In the not so distant past of organic chemistry, it was commonly accepted practice to use whatever reagents were necessary for a particular transformation – never mind how toxic or how environmentally polluting the reagents might be. Chemists weren’t particularly concerned about the hazards of the reagents they used. This wasn’t so much a willful disregard of things as it was a lack of knowledge. Adding tetraethyllead to gasoline seemed like a fantastic idea; it took years for public awareness of lead poisoning to curb the use of the additive. Freon seemed like a great invention – it saved thousands of lives by introducing refrigerated storage to vaccines and foodstuffs. We didn’t understand until years later that Freon is one of the worst greenhouse gases and that it was also setting up a catalytic cascade in our upper atmosphere, destroying ozone.
One of the most important synthetic reactions introduced in textbooks of organic chemistry is the addition of alcohols to alkenes. Alkenes are compounds which contain an extra set of electrons in the form of a carbon-carbon double bond. Alcohols contain oxygen atoms, which are electron rich. Normally, a bond is formed when a atom that is rich in electron density “attacks” an atom which is deficient in electron density. It’s the old “opposites attract” idea. An excess of electrons gives one atom a partial negative charge, which attacks the atom with a deficiency of electrons (partial positive charge). In the case of alkenes and alcohols, both atoms are electron rich and so the reaction between the two doesn’t take place to any appreciable extent unless a catalyst is used.
Catalysts are neither reactants nor products, but rather they’re additional molecules present in the flask that are not consumed during the reaction. Their presence helps the reaction proceed faster. An analogy you can draw is washing a load of laundry. It is possible to wash everything by hand in a bathtub, but things will go faster if you use a washing machine. The machine isn’t consumed by this action, and the end product (clean clothes) is the same. Catalysts fill a similar function. In the case of this alkene-alcohol reaction, early organic chemists determined that a toxic mercury chloride salt would allow this reaction to proceed at a much faster rate. Unfortunately, mercury is an environmental pollutant and mercury poisoning is a very real danger for chemists handling the material. This means that the mercury-catalyzed reaction is a great teaching tool as it introduces some theoretical concepts for students to learn, but in our current legal and regulatory environment it’s not a very important industrial reaction. No chemical plant is going to use tons of mercury chloride catalyst for a reaction when they know they’re going to have to pay for its disposal. It’s simply not economically feasible.
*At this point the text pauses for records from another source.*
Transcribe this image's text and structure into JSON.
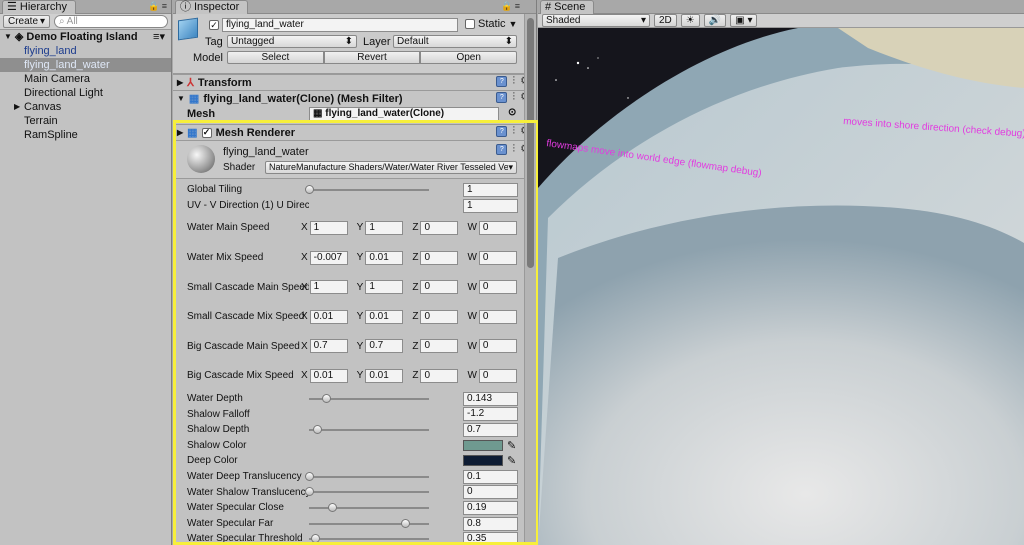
{
  "hierarchy": {
    "tab": "Hierarchy",
    "create": "Create",
    "search_placeholder": "All",
    "root": "Demo Floating Island",
    "items": [
      {
        "label": "flying_land",
        "state": "blue"
      },
      {
        "label": "flying_land_water",
        "state": "selected"
      },
      {
        "label": "Main Camera",
        "state": "normal"
      },
      {
        "label": "Directional Light",
        "state": "normal"
      },
      {
        "label": "Canvas",
        "state": "collapsed"
      },
      {
        "label": "Terrain",
        "state": "normal"
      },
      {
        "label": "RamSpline",
        "state": "normal"
      }
    ]
  },
  "inspector": {
    "tab": "Inspector",
    "object_name": "flying_land_water",
    "static_label": "Static",
    "tag_label": "Tag",
    "tag_value": "Untagged",
    "layer_label": "Layer",
    "layer_value": "Default",
    "model_label": "Model",
    "model_buttons": [
      "Select",
      "Revert",
      "Open"
    ],
    "components": {
      "transform": "Transform",
      "mesh_filter": "flying_land_water(Clone) (Mesh Filter)",
      "mesh_label": "Mesh",
      "mesh_value": "flying_land_water(Clone)",
      "mesh_renderer": "Mesh Renderer"
    },
    "material": {
      "name": "flying_land_water",
      "shader_label": "Shader",
      "shader_value": "NatureManufacture Shaders/Water/Water River Tesseled Ver"
    },
    "properties": [
      {
        "label": "Global Tiling",
        "type": "slider",
        "value": "1",
        "fill": 0.0
      },
      {
        "label": "UV - V Direction (1) U Direction (0)",
        "type": "float",
        "value": "1"
      },
      {
        "label": "Water Main Speed",
        "type": "vector",
        "x": "1",
        "y": "1",
        "z": "0",
        "w": "0"
      },
      {
        "label": "Water Mix Speed",
        "type": "vector",
        "x": "-0.007",
        "y": "0.01",
        "z": "0",
        "w": "0"
      },
      {
        "label": "Small Cascade Main Speed",
        "type": "vector",
        "x": "1",
        "y": "1",
        "z": "0",
        "w": "0"
      },
      {
        "label": "Small Cascade Mix Speed",
        "type": "vector",
        "x": "0.01",
        "y": "0.01",
        "z": "0",
        "w": "0"
      },
      {
        "label": "Big Cascade Main Speed",
        "type": "vector",
        "x": "0.7",
        "y": "0.7",
        "z": "0",
        "w": "0"
      },
      {
        "label": "Big Cascade Mix Speed",
        "type": "vector",
        "x": "0.01",
        "y": "0.01",
        "z": "0",
        "w": "0"
      },
      {
        "label": "Water Depth",
        "type": "slider",
        "value": "0.143",
        "fill": 0.14
      },
      {
        "label": "Shalow Falloff",
        "type": "float",
        "value": "-1.2"
      },
      {
        "label": "Shalow Depth",
        "type": "slider",
        "value": "0.7",
        "fill": 0.07
      },
      {
        "label": "Shalow Color",
        "type": "color",
        "color": "#6f9a90"
      },
      {
        "label": "Deep Color",
        "type": "color",
        "color": "#0e1c33"
      },
      {
        "label": "Water Deep Translucency",
        "type": "slider",
        "value": "0.1",
        "fill": 0.0
      },
      {
        "label": "Water Shalow Translucency",
        "type": "slider",
        "value": "0",
        "fill": 0.0
      },
      {
        "label": "Water Specular Close",
        "type": "slider",
        "value": "0.19",
        "fill": 0.19
      },
      {
        "label": "Water Specular Far",
        "type": "slider",
        "value": "0.8",
        "fill": 0.8
      },
      {
        "label": "Water Specular Threshold",
        "type": "slider",
        "value": "0.35",
        "fill": 0.05
      }
    ]
  },
  "scene": {
    "tab": "Scene",
    "shading": "Shaded",
    "mode_2d": "2D",
    "annotations": [
      "flowmaps move into world edge (flowmap debug)",
      "moves into shore direction (check debug)"
    ]
  },
  "colors": {
    "highlight": "#f7ef3a",
    "annotation": "#e23be0"
  }
}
That’s why I was excited to read an article in the journal Chemical Communications that outlined other, non-polluting, catalysts for this reaction. A group of chemists from Germany tried a wide variety of metal salts and they discovered that gold chloride could catalyze the reaction with high efficiency. A trace amount of the gold salt is added to the reaction flask and the entire setup is heated to 120 degrees Celsius for several hours. The product (an ether) is obtained in high yield. Unfortunately, early attempts with gold chloride indicated that the catalytic activity was dying out after just a few hours. The German scientists discovered that the gold chloride was being transformed into gold metal particles during the course of the reaction. Gold chloride catalyzes the reaction, but gold metal does not. To help keep the gold in its proper form, the researchers modified their procedure and added a small amount of copper chloride along with the gold salt. The copper chloride acts as an oxidizing agent, which means that the gold ions never get transformed into gold metal and they stay in the form necessary to catalyze the reaction.
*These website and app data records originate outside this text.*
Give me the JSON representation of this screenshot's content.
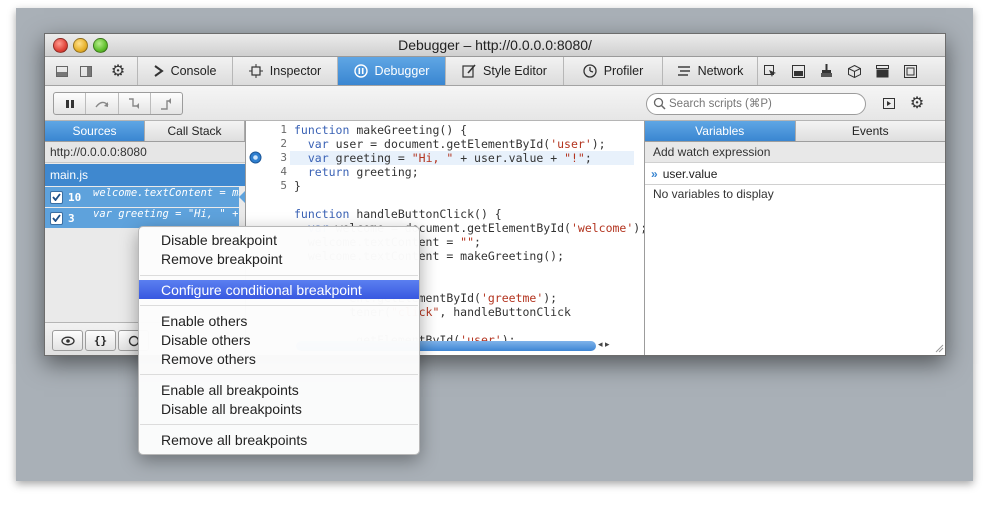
{
  "window": {
    "title": "Debugger – http://0.0.0.0:8080/"
  },
  "devtools_tabs": [
    {
      "label": "Console",
      "icon": "console-chevron-icon"
    },
    {
      "label": "Inspector",
      "icon": "inspector-icon"
    },
    {
      "label": "Debugger",
      "icon": "debugger-icon",
      "active": true
    },
    {
      "label": "Style Editor",
      "icon": "style-editor-icon"
    },
    {
      "label": "Profiler",
      "icon": "profiler-icon"
    },
    {
      "label": "Network",
      "icon": "network-icon"
    }
  ],
  "search": {
    "placeholder": "Search scripts (⌘P)"
  },
  "left_panel": {
    "tabs": [
      {
        "label": "Sources",
        "active": true
      },
      {
        "label": "Call Stack"
      }
    ],
    "source_url": "http://0.0.0.0:8080",
    "file": "main.js",
    "breakpoints": [
      {
        "line": "10",
        "code": "welcome.textContent = ma…",
        "checked": true
      },
      {
        "line": "3",
        "code": "var greeting = \"Hi, \" + u…",
        "checked": true
      }
    ],
    "bottom_buttons": [
      "{}"
    ]
  },
  "editor": {
    "gutter_lines": [
      "1",
      "2",
      "3",
      "4",
      "5"
    ],
    "lines": [
      "function makeGreeting() {",
      "  var user = document.getElementById('user');",
      "  var greeting = \"Hi, \" + user.value + \"!\";",
      "  return greeting;",
      "}",
      "",
      "function handleButtonClick() {",
      "  var welcome = document.getElementById('welcome');",
      "  welcome.textContent = \"\";",
      "  welcome.textContent = makeGreeting();",
      "",
      "",
      "        ent.getElementById('greetme');",
      "        tener(\"click\", handleButtonClick",
      "",
      "        .getElementById('user');"
    ]
  },
  "right_panel": {
    "tabs": [
      {
        "label": "Variables",
        "active": true
      },
      {
        "label": "Events"
      }
    ],
    "watch_placeholder": "Add watch expression",
    "watch_expression": "user.value",
    "empty_message": "No variables to display"
  },
  "context_menu": {
    "items": [
      "Disable breakpoint",
      "Remove breakpoint",
      "Configure conditional breakpoint",
      "Enable others",
      "Disable others",
      "Remove others",
      "Enable all breakpoints",
      "Disable all breakpoints",
      "Remove all breakpoints"
    ],
    "selected": "Configure conditional breakpoint"
  },
  "colors": {
    "accent": "#3a86d1",
    "menu_highlight": "#3858e0",
    "keyword": "#3a62b5",
    "string": "#b3341f"
  }
}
Organic chemistry hasn’t always gotten things right the first time around. However, anyone who works in the field is aware of the pressing need to keep things “green”, and to avoid producing hazardous waste. Even chemists who simply don’t care about the environment are kept in line by the economic penalties associated with “dirty” chemical processes. I’m confident that as the years go on, the continual process of reaction refinement will gradually phase out some of the largest offenders amongst our known reactions.
The source of this article can be found at: http://www.rsc.org/Publishing/Journals/CC/article.asp?doi=b706961h